> **DATA SECTION**:

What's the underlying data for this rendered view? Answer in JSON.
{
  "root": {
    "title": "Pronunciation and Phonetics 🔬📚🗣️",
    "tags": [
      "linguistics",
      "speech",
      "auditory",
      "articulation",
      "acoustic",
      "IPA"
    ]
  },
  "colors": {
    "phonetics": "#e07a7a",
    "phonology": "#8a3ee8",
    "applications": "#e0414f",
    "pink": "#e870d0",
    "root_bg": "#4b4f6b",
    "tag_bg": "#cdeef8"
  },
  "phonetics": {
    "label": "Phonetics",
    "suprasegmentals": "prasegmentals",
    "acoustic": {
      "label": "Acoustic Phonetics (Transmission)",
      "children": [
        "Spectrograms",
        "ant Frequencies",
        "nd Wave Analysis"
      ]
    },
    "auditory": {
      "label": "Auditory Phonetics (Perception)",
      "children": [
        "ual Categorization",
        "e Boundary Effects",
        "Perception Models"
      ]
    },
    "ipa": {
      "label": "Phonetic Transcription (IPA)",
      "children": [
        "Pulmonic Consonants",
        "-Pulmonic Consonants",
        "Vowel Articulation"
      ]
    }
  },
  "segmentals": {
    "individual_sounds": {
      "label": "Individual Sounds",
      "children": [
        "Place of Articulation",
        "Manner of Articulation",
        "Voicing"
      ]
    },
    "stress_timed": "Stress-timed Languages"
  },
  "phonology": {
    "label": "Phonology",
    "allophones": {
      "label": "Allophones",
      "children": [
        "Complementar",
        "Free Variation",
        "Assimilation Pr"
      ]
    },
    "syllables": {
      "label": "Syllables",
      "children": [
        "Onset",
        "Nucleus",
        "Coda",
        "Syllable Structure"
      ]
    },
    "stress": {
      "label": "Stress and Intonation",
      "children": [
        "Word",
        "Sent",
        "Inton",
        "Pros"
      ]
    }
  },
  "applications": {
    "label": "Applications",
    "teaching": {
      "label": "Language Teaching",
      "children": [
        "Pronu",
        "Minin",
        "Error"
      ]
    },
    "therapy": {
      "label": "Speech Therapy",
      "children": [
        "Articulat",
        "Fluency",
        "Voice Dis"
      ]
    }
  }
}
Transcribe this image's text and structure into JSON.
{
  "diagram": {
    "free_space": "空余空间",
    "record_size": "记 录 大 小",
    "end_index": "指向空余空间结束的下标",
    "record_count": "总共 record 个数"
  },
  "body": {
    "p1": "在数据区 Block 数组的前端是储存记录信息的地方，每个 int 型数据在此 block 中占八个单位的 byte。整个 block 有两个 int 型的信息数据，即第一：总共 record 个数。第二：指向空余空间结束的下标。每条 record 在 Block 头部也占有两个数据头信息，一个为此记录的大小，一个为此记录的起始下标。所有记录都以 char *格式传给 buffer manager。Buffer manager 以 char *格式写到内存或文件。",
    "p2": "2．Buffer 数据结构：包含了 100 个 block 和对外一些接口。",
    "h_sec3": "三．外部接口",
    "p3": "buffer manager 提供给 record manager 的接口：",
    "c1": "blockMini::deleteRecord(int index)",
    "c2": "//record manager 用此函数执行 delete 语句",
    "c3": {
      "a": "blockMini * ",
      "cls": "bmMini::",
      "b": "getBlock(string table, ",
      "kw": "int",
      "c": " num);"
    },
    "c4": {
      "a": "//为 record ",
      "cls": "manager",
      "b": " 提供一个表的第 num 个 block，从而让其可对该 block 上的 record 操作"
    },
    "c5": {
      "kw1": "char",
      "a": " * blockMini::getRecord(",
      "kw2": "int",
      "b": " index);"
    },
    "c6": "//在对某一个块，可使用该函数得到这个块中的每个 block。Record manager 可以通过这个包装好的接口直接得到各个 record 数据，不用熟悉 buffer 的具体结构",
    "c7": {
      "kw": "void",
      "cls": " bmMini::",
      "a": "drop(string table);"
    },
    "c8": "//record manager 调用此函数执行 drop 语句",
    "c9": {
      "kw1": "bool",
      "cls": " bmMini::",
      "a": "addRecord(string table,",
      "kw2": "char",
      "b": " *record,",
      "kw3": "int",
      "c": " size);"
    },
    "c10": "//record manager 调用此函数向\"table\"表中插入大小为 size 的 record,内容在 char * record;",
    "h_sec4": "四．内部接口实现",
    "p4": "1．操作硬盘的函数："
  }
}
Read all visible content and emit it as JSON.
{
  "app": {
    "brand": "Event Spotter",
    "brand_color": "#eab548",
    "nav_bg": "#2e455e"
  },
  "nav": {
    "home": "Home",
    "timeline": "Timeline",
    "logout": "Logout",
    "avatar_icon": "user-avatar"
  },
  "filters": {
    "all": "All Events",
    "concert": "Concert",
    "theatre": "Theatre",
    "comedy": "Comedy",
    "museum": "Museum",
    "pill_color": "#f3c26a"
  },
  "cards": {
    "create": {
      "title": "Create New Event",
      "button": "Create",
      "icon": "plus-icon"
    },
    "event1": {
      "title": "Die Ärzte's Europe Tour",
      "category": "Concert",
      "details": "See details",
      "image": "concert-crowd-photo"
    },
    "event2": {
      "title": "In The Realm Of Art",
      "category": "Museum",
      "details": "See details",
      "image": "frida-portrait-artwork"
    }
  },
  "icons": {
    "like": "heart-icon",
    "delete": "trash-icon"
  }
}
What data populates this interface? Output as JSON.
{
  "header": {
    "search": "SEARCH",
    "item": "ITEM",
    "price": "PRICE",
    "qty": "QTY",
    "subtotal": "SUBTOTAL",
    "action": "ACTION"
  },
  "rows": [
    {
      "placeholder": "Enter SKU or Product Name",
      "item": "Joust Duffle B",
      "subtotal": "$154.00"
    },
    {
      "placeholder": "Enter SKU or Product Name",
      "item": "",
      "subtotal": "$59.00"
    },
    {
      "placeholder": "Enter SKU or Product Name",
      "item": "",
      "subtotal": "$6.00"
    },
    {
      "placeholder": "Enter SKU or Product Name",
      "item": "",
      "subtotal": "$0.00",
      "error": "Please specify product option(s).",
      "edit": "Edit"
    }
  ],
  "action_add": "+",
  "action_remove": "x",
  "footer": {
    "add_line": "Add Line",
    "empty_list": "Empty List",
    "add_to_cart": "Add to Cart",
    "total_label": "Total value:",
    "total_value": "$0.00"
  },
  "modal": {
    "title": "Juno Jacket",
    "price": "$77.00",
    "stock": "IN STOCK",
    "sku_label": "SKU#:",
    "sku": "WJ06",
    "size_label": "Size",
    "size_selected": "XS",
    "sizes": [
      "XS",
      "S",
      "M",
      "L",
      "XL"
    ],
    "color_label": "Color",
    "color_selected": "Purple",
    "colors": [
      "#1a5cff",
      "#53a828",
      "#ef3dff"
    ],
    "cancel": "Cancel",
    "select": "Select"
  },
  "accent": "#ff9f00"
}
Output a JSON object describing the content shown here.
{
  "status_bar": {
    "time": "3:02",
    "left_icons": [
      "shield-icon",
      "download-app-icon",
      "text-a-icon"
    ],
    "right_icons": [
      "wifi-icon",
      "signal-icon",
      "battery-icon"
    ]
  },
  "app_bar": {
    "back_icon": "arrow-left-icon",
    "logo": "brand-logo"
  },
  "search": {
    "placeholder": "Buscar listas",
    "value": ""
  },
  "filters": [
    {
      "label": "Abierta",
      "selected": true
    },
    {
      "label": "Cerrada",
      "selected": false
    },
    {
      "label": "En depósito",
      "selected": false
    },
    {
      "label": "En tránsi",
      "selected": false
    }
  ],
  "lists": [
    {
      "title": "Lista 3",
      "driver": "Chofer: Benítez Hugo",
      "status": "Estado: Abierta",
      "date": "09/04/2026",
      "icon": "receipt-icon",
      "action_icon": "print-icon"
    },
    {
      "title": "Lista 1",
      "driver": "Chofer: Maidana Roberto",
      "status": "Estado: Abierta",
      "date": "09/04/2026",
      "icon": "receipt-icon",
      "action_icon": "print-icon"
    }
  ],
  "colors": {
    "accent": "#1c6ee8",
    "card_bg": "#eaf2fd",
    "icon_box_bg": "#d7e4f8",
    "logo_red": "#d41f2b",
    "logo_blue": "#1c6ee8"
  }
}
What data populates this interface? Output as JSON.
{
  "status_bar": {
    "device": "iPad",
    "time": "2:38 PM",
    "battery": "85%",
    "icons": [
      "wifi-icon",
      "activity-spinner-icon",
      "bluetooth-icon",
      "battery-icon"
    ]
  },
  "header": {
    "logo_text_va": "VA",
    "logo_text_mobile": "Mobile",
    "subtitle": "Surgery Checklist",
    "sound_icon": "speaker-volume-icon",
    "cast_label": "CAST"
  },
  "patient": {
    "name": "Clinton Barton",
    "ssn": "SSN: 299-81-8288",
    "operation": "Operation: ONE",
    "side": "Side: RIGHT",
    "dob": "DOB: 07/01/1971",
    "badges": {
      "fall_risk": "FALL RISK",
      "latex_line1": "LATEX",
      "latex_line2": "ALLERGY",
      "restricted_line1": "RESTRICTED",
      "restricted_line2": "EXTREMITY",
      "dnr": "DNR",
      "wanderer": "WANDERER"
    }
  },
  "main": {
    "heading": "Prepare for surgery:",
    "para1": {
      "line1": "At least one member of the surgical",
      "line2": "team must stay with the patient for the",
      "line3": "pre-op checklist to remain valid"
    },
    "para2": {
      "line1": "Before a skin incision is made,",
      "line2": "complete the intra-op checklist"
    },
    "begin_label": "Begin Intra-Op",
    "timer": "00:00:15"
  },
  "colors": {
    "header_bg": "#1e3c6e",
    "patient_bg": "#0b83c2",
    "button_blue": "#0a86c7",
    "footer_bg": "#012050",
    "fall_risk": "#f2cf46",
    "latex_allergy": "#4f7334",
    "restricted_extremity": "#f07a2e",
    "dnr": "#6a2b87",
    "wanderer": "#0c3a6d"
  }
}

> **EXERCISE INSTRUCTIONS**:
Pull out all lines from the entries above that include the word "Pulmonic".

> **REPLY**:
        "Pulmonic Consonants",
        "-Pulmonic Consonants",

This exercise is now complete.